A: I feel like we try not to think about it, though.
N: No definitely not, you still have to write for yourself and you have to enjoy the songs you’re playing cause you’re gonna have to play ’em a million times. We’re starting to write another record but I guess it’s definitely a lot harder, because we’re touring and playing a lot so it’s hard to get us in a room for more than like, a couple hours sometimes. I don’t feel like I stress to much about writing the new songs and thinking about what people are going to think right away.
A: I feel like it’s a thought and we get into the studio and all those thoughts go away, because we just have so much fun writing together.

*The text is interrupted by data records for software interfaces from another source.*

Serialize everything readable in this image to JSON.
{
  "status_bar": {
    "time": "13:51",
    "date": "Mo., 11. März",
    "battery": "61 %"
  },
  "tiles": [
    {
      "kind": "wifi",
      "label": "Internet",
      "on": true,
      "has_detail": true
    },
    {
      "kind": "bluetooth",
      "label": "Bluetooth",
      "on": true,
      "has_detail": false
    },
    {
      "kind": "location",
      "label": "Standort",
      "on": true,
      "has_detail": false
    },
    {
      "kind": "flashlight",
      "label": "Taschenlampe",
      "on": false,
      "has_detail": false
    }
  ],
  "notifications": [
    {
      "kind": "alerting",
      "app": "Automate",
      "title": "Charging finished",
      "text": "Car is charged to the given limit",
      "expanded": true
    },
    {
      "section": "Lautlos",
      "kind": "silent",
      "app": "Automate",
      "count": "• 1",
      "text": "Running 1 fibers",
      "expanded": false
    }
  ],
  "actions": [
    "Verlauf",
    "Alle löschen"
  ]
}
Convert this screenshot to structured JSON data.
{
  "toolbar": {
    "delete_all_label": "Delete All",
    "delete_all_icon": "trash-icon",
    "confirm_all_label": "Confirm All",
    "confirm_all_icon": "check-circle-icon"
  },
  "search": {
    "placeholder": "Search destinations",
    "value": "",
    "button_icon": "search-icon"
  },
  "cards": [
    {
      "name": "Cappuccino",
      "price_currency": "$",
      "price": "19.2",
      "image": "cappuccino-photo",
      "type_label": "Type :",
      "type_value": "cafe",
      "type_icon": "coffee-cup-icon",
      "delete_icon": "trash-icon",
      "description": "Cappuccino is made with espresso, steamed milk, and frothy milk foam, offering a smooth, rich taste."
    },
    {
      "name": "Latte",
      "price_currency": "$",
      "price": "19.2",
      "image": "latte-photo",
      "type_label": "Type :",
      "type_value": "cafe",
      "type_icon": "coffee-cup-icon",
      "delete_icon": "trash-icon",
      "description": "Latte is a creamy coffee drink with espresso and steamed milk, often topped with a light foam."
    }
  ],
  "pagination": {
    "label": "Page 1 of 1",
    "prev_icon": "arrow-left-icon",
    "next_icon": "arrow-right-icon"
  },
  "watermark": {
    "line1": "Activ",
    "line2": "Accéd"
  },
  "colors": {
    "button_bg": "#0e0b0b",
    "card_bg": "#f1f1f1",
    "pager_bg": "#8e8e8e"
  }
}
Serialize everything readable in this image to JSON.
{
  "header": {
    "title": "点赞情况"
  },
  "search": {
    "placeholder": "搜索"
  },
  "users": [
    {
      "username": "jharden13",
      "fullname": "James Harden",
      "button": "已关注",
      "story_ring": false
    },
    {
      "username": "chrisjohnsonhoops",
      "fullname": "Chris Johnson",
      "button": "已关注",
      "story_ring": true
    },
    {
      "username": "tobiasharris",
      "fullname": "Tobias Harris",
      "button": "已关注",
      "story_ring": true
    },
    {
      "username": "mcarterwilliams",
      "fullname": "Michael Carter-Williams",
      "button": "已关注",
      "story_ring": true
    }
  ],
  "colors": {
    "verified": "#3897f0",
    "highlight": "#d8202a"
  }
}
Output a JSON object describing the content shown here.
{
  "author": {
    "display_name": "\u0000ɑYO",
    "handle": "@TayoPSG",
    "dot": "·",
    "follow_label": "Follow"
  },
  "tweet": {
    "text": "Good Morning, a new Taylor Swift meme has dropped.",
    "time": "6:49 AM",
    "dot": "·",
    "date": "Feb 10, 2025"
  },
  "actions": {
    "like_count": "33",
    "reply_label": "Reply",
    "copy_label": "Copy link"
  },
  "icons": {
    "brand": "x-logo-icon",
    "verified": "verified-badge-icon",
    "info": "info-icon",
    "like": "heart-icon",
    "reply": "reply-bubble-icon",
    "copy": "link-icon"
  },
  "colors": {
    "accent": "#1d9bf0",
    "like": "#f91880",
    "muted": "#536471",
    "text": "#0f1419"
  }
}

It’s not like: “Oh my God, do you think this music website is gonna like it?” It’s more like “that riff was fun”, or “that part was cool” or like, “those lyrics are funny”.
NT: Do you ever see yourself adding another member? I think of other duos that bring in other artists to play on a tune.
N: We did a little bit in our first tour with Earl Boykin back in March, just cause we had more players, our friend, Dom, played bass for us at a couple shows because “Why not?”, he knew all the tunes.
A: And he was dreamy, he like, added very good stage presence. He was like the heart throb. We need the guy who’s going to make 15 year old girls and their moms faint.
N: So we had him, which was great, which I enjoyed as a drummer because it adds a little more to the rhythm section. There’s someone else to lock in with, but right now we like doing the two piece.
A: Mostly because our car doesn’t fit three people
N: Well maybe down the line we’ll stretch it out, but right now I think we’ll stick to the two piece. It’s a little bit easier, and different from what I’m used to from being in bands with like four or five people.
A: And we have so many amazing musician friends like, I feel like it’s inevitable that we’re going to collaborate with them. So I definitely see it happening in the future, but for right now it’s just us.
NT: Okay, so before you go, Alex, you play an OCD pedal. How do we get that sweet “Diet Cig” Tone?
A: Okay, the top two, I don’t even know that the knobs are, I just know where the little lines go. The tops are at 10:30 and the bottom knob is on like 2:30. And the switch is turned up.
NT: Are you guys comin’ up to Canada anytime soon?
A: Um, I think so , maybe in Toronto? We don’t have any plans for it, but hopefully, we have a lot of interest so fingers crossed.
NT: Well, thanks for letting me talk to you guys!
N+ A: Thank you so much!
Twee pop duo from not-that-small-town New York, Diet Cig, share their top five picks. Despite the fact it was on the spot, they were able to remember the all consuming-genius of the Space Jam soundtrack and the puberty smashing-glory of Fall Out Boy. Check ’em out below:
Believe – Cher
Painted Shut – Hop Along
Take This To Your Grave – Fallout Boy
Ella and Louis – Ella Fitzgerald and Louis Armstrong
Space Jam OST – Various Artists
Interviewed by Graham Caldwell